#### Dataset entries:
════════════════════

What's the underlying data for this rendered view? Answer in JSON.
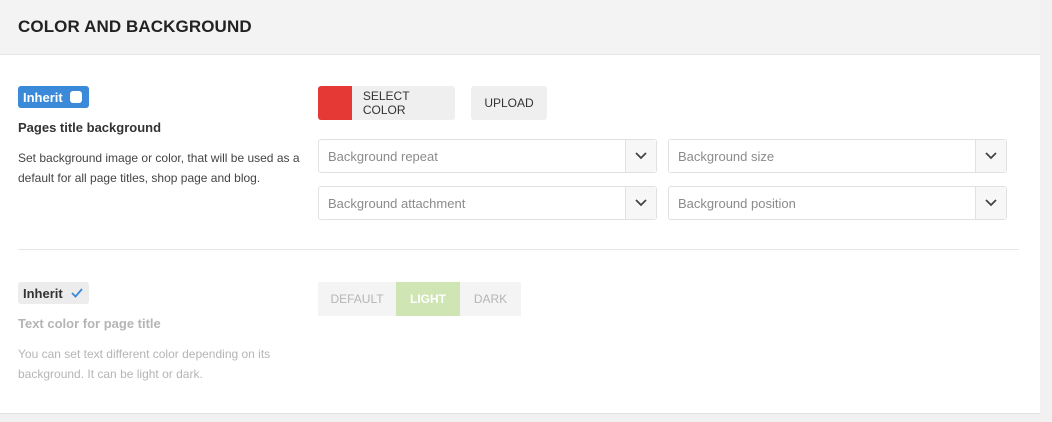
{
  "section": {
    "title": "COLOR AND BACKGROUND"
  },
  "bg_field": {
    "inherit_label": "Inherit",
    "title": "Pages title background",
    "description": "Set background image or color, that will be used as a default for all page titles, shop page and blog.",
    "select_color_label": "SELECT COLOR",
    "selected_color": "#e53935",
    "upload_label": "UPLOAD",
    "selects": [
      {
        "placeholder": "Background repeat"
      },
      {
        "placeholder": "Background size"
      },
      {
        "placeholder": "Background attachment"
      },
      {
        "placeholder": "Background position"
      }
    ]
  },
  "text_color_field": {
    "inherit_label": "Inherit",
    "inherit_checked": true,
    "title": "Text color for page title",
    "description": "You can set text different color depending on its background. It can be light or dark.",
    "options": [
      {
        "label": "DEFAULT"
      },
      {
        "label": "LIGHT",
        "selected": true
      },
      {
        "label": "DARK"
      }
    ]
  },
  "colors": {
    "accent": "#3b8ad9",
    "selected_option": "#cfe6b4"
  },
  "icons": {
    "dropdown": "chevron-down-icon",
    "check": "check-icon"
  }
}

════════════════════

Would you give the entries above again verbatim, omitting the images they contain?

What's the underlying data for this rendered view? Answer in JSON.
{
  "section": {
    "title": "COLOR AND BACKGROUND"
  },
  "bg_field": {
    "inherit_label": "Inherit",
    "title": "Pages title background",
    "description": "Set background image or color, that will be used as a default for all page titles, shop page and blog.",
    "select_color_label": "SELECT COLOR",
    "selected_color": "#e53935",
    "upload_label": "UPLOAD",
    "selects": [
      {
        "placeholder": "Background repeat"
      },
      {
        "placeholder": "Background size"
      },
      {
        "placeholder": "Background attachment"
      },
      {
        "placeholder": "Background position"
      }
    ]
  },
  "text_color_field": {
    "inherit_label": "Inherit",
    "inherit_checked": true,
    "title": "Text color for page title",
    "description": "You can set text different color depending on its background. It can be light or dark.",
    "options": [
      {
        "label": "DEFAULT"
      },
      {
        "label": "LIGHT",
        "selected": true
      },
      {
        "label": "DARK"
      }
    ]
  },
  "colors": {
    "accent": "#3b8ad9",
    "selected_option": "#cfe6b4"
  },
  "icons": {
    "dropdown": "chevron-down-icon",
    "check": "check-icon"
  }
}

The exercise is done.